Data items
-=-=-

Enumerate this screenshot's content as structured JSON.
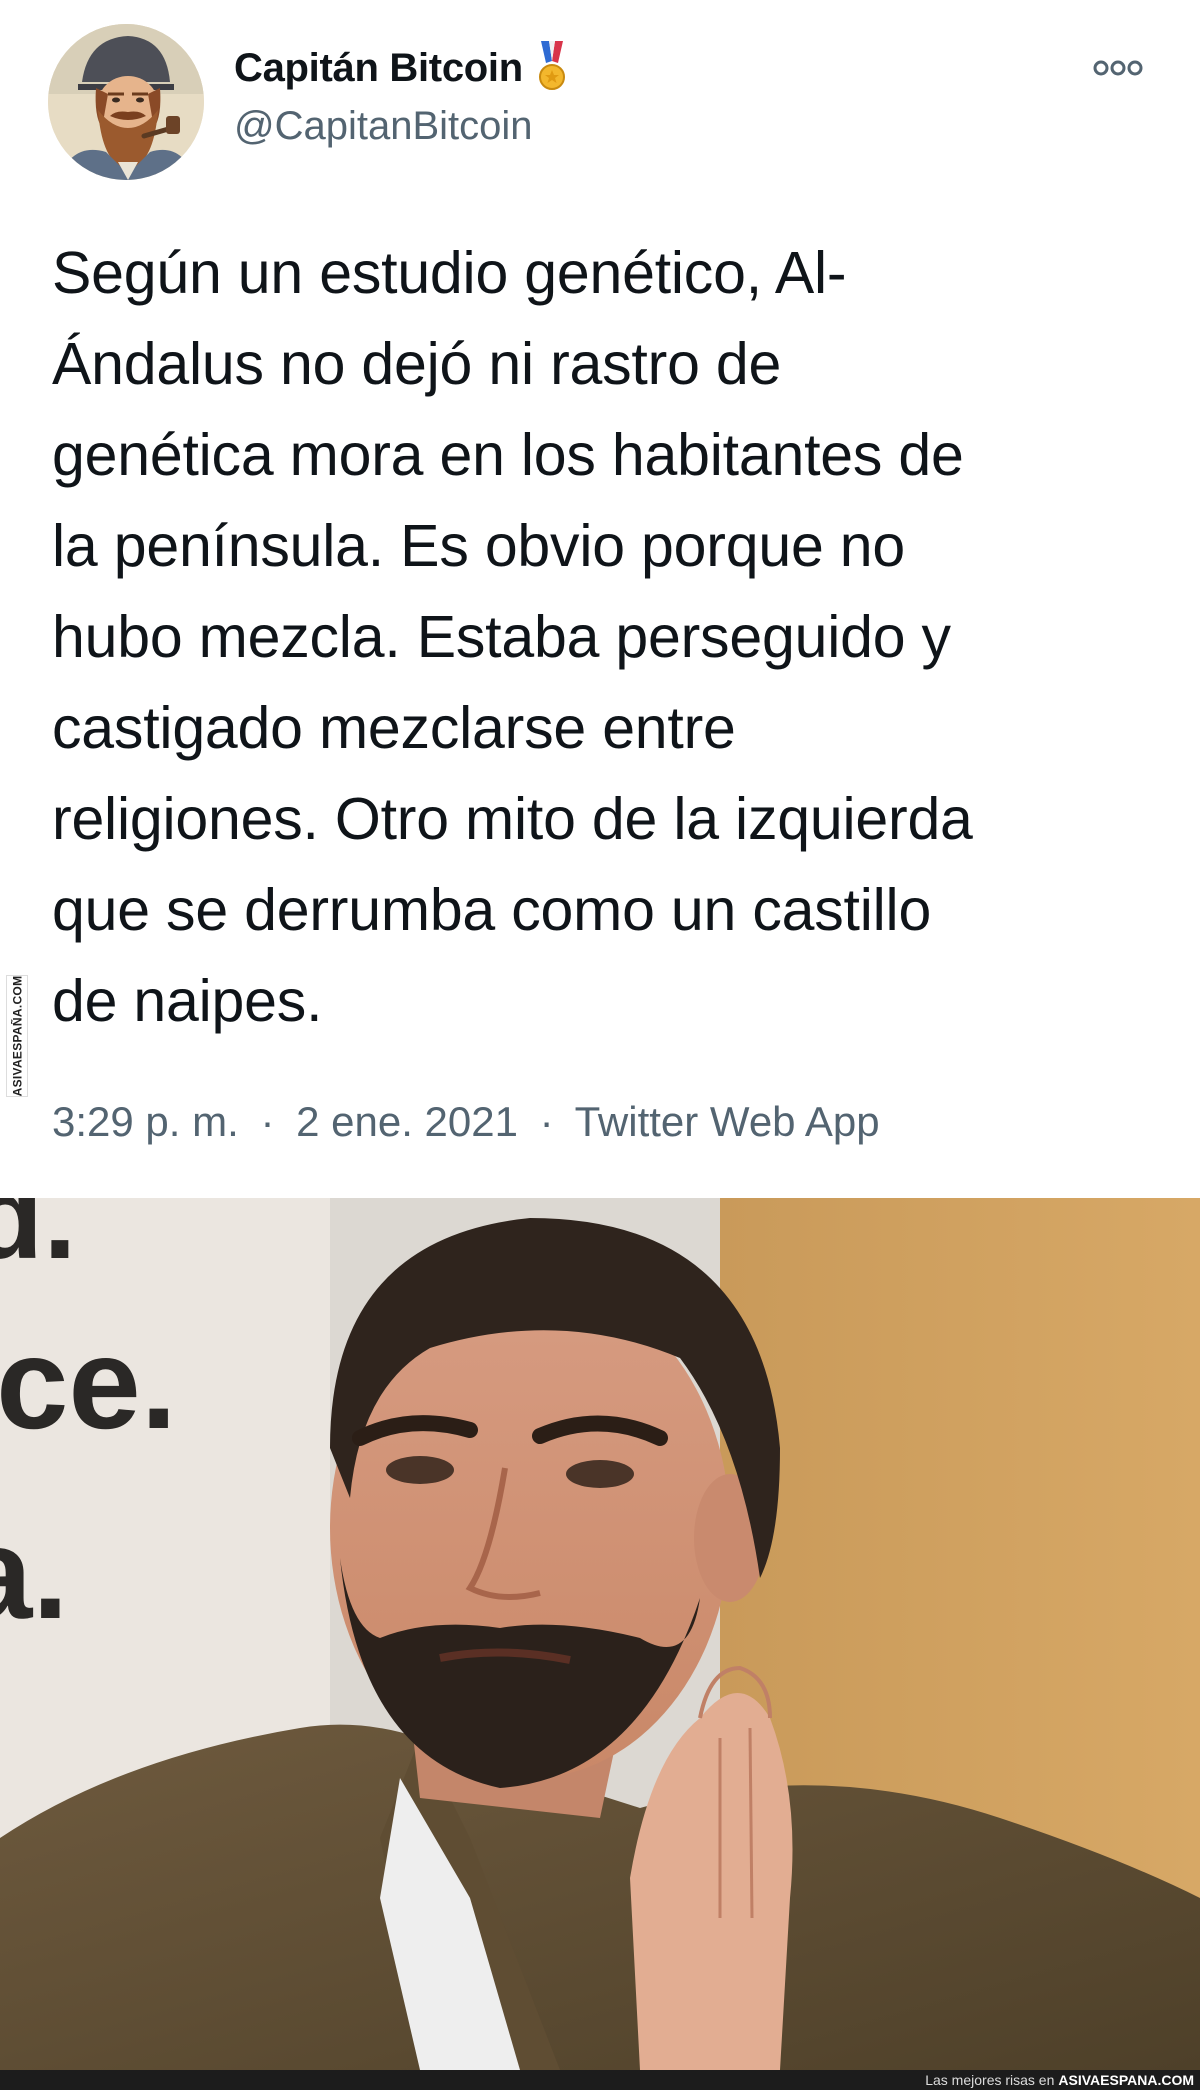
{
  "tweet": {
    "display_name": "Capitán Bitcoin",
    "handle": "@CapitanBitcoin",
    "text": "Según un estudio genético, Al-\nÁndalus no dejó ni rastro de\ngenética mora en los habitantes de\nla península. Es obvio porque no\nhubo mezcla. Estaba perseguido y\ncastigado mezclarse entre\nreligiones. Otro mito de la izquierda\nque se derrumba como un castillo\nde naipes.",
    "time": "3:29 p. m.",
    "date": "2 ene. 2021",
    "separator": "·",
    "source": "Twitter Web App",
    "badge_icon": "medal-icon",
    "more_icon": "more-options-icon"
  },
  "photo": {
    "background_text": [
      "d.",
      "ice.",
      "a."
    ]
  },
  "watermark": {
    "side_text": "ASIVAESPAÑA.COM",
    "footer_prefix": "Las mejores risas en",
    "footer_site": "ASIVAESPANA.COM"
  },
  "colors": {
    "text_primary": "#0f1419",
    "text_secondary": "#536471",
    "footer_bg": "#1c1c1c"
  }
}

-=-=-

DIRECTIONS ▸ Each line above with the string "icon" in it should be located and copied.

COMPLETED TASK ▸
    "badge_icon": "medal-icon",
    "more_icon": "more-options-icon"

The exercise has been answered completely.